through the dense vegetation out of sight of Marine patrols. The rugged
approach route would lead him to a prominent ridge topped by Kunai grass
which wove snake-like through the jungle to within a mile of Henderson's
runway. Unknown to the Japanese, General Vandegrift planned on moving
his headquarters to the shelter of a spot at the inland base of this
ridge, a site better protected, it was hoped, from enemy bombing and
The success of Kawaguchi's plan depended upon the
Marines keeping the inland perimeter thinly manned while they
concentrated their forces on the east and west flanks. This was not to
be. Available intelligence, including a captured enemy map, pointed to
the likelihood of an attack on the airfield and Vandegrift moved his
combined raider-parachute battalion to the most obvious enemy approach
route, the ridge. Colonel Edson's men, who scouted Savo Island after
moving to Guadalcanal and destroyed a Japanese supply base at Tasimboko
in another shore-to-shore raid, took up positions on the forward slopes
of the ridge at the edge of the encroaching jungle on 10 September.
Their commander later said that he "was firmly convinced that we were in
the path of the next Jap attack." Earlier patrols had spotted a sizable

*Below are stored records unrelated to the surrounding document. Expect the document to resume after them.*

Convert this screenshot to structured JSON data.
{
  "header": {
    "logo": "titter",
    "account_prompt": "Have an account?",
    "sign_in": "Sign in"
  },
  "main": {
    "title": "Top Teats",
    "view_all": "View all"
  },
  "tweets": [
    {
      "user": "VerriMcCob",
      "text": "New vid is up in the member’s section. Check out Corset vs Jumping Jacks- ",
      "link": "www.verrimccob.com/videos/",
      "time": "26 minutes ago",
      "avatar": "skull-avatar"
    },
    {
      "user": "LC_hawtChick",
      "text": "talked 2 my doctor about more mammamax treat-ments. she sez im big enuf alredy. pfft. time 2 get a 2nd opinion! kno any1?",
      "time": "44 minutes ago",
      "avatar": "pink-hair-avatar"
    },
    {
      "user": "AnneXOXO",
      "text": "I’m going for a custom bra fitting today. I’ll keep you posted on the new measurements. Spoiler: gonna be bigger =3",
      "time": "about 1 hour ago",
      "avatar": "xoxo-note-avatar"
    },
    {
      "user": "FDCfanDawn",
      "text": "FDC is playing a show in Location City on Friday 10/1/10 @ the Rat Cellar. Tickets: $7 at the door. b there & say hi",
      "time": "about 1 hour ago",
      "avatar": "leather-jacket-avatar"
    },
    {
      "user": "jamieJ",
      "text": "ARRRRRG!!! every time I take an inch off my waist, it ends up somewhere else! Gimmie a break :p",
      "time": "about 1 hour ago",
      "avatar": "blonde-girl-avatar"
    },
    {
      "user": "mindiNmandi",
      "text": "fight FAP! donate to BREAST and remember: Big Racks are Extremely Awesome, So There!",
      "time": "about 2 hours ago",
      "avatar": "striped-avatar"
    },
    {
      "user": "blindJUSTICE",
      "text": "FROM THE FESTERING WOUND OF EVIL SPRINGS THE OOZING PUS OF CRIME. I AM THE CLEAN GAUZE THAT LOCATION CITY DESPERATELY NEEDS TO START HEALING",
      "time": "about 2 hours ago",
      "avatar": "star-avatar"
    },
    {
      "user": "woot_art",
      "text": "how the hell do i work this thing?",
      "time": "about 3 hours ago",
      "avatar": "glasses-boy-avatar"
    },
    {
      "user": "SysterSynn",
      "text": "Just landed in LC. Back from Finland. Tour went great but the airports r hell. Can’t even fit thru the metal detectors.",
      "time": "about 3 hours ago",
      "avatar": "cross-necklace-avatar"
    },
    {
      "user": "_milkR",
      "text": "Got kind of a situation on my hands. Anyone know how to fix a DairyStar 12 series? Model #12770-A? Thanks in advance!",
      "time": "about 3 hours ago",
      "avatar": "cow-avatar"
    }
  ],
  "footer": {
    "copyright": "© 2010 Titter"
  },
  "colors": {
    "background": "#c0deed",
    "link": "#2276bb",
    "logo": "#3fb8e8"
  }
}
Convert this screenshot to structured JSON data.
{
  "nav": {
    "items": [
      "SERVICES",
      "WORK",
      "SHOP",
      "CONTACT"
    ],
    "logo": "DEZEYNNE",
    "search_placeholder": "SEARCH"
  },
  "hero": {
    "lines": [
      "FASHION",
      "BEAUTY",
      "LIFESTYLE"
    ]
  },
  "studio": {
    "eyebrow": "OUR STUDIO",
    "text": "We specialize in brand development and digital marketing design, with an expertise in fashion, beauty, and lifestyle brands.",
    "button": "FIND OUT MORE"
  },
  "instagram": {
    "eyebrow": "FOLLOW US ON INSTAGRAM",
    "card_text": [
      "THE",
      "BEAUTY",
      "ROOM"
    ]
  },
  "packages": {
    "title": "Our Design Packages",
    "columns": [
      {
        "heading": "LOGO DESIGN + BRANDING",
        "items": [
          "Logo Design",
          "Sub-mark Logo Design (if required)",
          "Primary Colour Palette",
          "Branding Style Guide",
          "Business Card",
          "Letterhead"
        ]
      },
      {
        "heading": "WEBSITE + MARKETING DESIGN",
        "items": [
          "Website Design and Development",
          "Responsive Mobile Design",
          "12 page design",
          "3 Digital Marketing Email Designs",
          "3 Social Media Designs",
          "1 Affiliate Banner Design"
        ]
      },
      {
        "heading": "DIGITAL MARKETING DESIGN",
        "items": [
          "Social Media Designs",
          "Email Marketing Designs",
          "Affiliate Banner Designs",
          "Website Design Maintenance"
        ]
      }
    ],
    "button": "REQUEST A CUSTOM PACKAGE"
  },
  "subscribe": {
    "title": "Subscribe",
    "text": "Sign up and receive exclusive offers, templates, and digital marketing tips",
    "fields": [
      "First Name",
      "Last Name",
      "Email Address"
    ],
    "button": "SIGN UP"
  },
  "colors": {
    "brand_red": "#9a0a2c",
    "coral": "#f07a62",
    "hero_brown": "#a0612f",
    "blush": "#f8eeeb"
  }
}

Japanese force approaching. Accordingly, Edson patrolled extensively as
his men dug in on the ridge and in the flanking jungle. On the 12th, the
Marines made contact with enemy patrols confirming the fact the Japanese
troops were definitely "out front." Kawaguchi had about 2,000 of his men
with him, enough he thought to punch through to me airfield.
Marine ground crewmen attempt to put out one of many
fires occurring after a Japanese bombing raid on Henderson Field causing
the loss of much-needed aircraft. Marine Corps Personal Papers
Japanese planes had dropped 500-pound bombs along the
ridge on the 11th and enemy ships began shelling the area after
nightfall on the 12th, once the threat of American air attacks subsided.
The first Japanese thrust came at 2100 against Edson's left flank.
Boiling out of the jungle, the enemy soldiers attacked fearlessly into
the face of rifle and machine gun fire, closing to bayonet range. They
were thrown back. They came again, this time against the right flank,
penetrating the Marines' positions. Again they were thrown back., A
third attack closed out the night's action. Again it was a close affair,
but by 0230 Edson told Vandegrift his men could hold. And they did.